- Gold bugs insist that gold is the ultimate inflation hedge – keeping as much as their entire portfolio in gold bullion.
- Today, Alexander Green explains why you should start investing in stocks if you truly want to beat inflation.
Earlier this month, I was scheduled to deliver a talk at FreedomFest in Las Vegas.
Unfortunately, thanks to a travel mix-up, I was unable to deliver it. (Although I did get to express my views on a number of panels at the conference.)
The topic: Is gold or stocks the superior long-term investment?
If you’re a long-term reader of this e-letter, you already know the answer.
Nothing matches the long-term returns generated by a diversified portfolio of common stocks. (Or better still, uncommonly good stocks.)
Yet FreedomFest attracts a lot of hard-money types. Attendees often tell me they have 50%… 75%… or their entire portfolio in gold.
That’s just nuts.
Don’t get me wrong. I own a collection of gold bullion coins myself. (Sometimes I even get them out and look at them.)
And The Oxford Club recommends that Members have 5% of their total liquid portfolio in blue chip gold mining shares.
(Unlike gold bullion – which is not a productive asset – gold mining companies can increase returns by lowering costs, increasing production or improving efficiencies.)
Yet some insist that gold itself is the ultimate inflation hedge.
It is a hedge. But it’s not the best, not by a long shot.
I’ll prove it to you by showing you the chart that gold bugs love – and then the one that blows their minds.
Let’s start with the one they love:
Compiled by Jeremy J. Siegel, Ph.D., of the Wharton School – and extended by my research team to include the last few years – it shows the inflation-adjusted value of gold versus the dollar from 1802 through 2018, a period that includes expansions, recessions, depressions, financial panics and wars.
Thanks to inflation, the real purchasing power of a paper dollar – held, say, in a safe-deposit bank – declined to just $0.046.
That’s pretty sad – and a good reason to get those greenbacks out from under the mattress.
Yet the inflation-adjusted value of $1 of gold at the end of 2018 was $3.21.
You can see that gold has more than held its own against the ravages of inflation. In fact, it’s worth more than three times as much.
If I were given a choice between holding paper currency or gold bullion over the next 20 or 30 years, I wouldn’t furrow my brow for long. I’d choose gold.
However, you have more choices today than just paper currency or gold. You can, for instance, put your money in Treasury bills, bonds or a diversified portfolio of stocks.
That takes me to the graph that gold bugs hate…
It, too, is based on data rigorously compiled by Siegel and extended by my research team.
The bottom two lines – the dollar and gold – are identical to the first chart.
But this graph also shows what would have happened if an investor held T-bills and rolled them over when they came due, or held bonds and reinvested the interest payments, or held a diversified portfolio of stocks and reinvested the dividends.
As you can see, a single dollar invested in T-bills in 1802 and continually rolled over grew to $267.73 in inflation-adjusted terms.

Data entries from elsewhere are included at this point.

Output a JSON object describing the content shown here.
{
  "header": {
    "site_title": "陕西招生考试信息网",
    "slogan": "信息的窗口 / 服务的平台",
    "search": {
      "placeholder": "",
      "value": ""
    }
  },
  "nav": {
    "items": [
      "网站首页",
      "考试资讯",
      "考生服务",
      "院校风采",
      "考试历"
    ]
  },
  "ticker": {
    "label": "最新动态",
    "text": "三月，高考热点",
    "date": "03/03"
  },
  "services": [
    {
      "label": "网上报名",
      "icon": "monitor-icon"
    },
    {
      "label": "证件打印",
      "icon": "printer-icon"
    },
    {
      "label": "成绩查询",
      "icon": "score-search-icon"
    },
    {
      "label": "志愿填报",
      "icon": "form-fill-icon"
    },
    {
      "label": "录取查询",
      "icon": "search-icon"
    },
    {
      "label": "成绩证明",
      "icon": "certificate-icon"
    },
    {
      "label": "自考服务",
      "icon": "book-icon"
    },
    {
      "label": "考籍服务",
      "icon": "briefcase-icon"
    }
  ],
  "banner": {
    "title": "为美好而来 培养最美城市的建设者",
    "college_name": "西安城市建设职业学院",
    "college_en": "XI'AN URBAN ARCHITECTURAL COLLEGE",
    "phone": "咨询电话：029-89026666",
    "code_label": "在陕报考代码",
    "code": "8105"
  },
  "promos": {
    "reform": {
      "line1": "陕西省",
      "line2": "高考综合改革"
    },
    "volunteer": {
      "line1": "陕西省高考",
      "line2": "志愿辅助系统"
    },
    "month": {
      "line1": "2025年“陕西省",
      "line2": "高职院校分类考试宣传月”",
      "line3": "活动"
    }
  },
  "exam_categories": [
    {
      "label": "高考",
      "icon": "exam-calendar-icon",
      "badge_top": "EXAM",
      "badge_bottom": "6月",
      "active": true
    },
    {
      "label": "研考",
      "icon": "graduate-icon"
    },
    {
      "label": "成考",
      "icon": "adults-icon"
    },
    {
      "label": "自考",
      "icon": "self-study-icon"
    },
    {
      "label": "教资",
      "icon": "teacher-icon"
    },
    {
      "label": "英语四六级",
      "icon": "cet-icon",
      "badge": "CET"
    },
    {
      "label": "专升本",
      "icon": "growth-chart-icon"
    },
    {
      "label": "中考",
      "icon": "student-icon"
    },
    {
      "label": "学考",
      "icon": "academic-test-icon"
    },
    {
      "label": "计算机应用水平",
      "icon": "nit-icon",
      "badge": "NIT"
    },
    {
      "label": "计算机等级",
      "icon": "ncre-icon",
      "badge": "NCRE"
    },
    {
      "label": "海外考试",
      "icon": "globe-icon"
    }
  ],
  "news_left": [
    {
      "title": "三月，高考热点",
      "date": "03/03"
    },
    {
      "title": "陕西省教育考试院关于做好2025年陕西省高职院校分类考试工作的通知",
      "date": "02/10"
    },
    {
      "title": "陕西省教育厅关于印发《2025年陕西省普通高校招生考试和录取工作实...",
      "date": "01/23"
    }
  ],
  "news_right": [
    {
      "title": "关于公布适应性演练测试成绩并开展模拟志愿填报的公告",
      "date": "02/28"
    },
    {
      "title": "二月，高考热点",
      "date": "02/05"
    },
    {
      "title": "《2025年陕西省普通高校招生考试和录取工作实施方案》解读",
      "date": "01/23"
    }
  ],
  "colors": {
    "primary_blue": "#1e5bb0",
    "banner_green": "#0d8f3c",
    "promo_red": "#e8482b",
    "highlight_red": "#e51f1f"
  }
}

That’s much better than the return on gold over the period.
A dollar invested in bonds with interest payments reinvested turned into $1,393.40 in inflation-adjusted terms.
And a dollar invested in common stocks with dividends reinvested turned into – trumpets, please – more than $1.39 million in inflation-adjusted terms.
Gold is the ultimate inflation hedge? Hardly.
Yes, it’s rallied handsomely this year. But it’s well below the high of $1,917.90 an ounce that it hit eight years ago. In fact, it hasn’t kept up with inflation over the last 40 years.
Remember, gold hit $850 an ounce in 1980.
Incidentally, we don’t have data on stocks going back more than a couple hundred years. But we have records on gold going back thousands of years.
And the story is the same. Gold holds its value. Paper currencies do not.
That’s why – for a long time – gold was money.
However, gold hasn’t done much more than hold its value since the dawn of civilization.
That’s why when gold bugs tell me the metal is overdue for a rally, I say, “Yeah, a couple thousand years overdue.”
You’d think a chart like the one above would change people’s minds.
Yet, in my experience, talking to real, dyed-in-the-wool hard-money types about the superiority of stocks is like talking to ardent socialists about the superiority of capitalism.
Marshal all the arguments you want. But don’t expect many converts.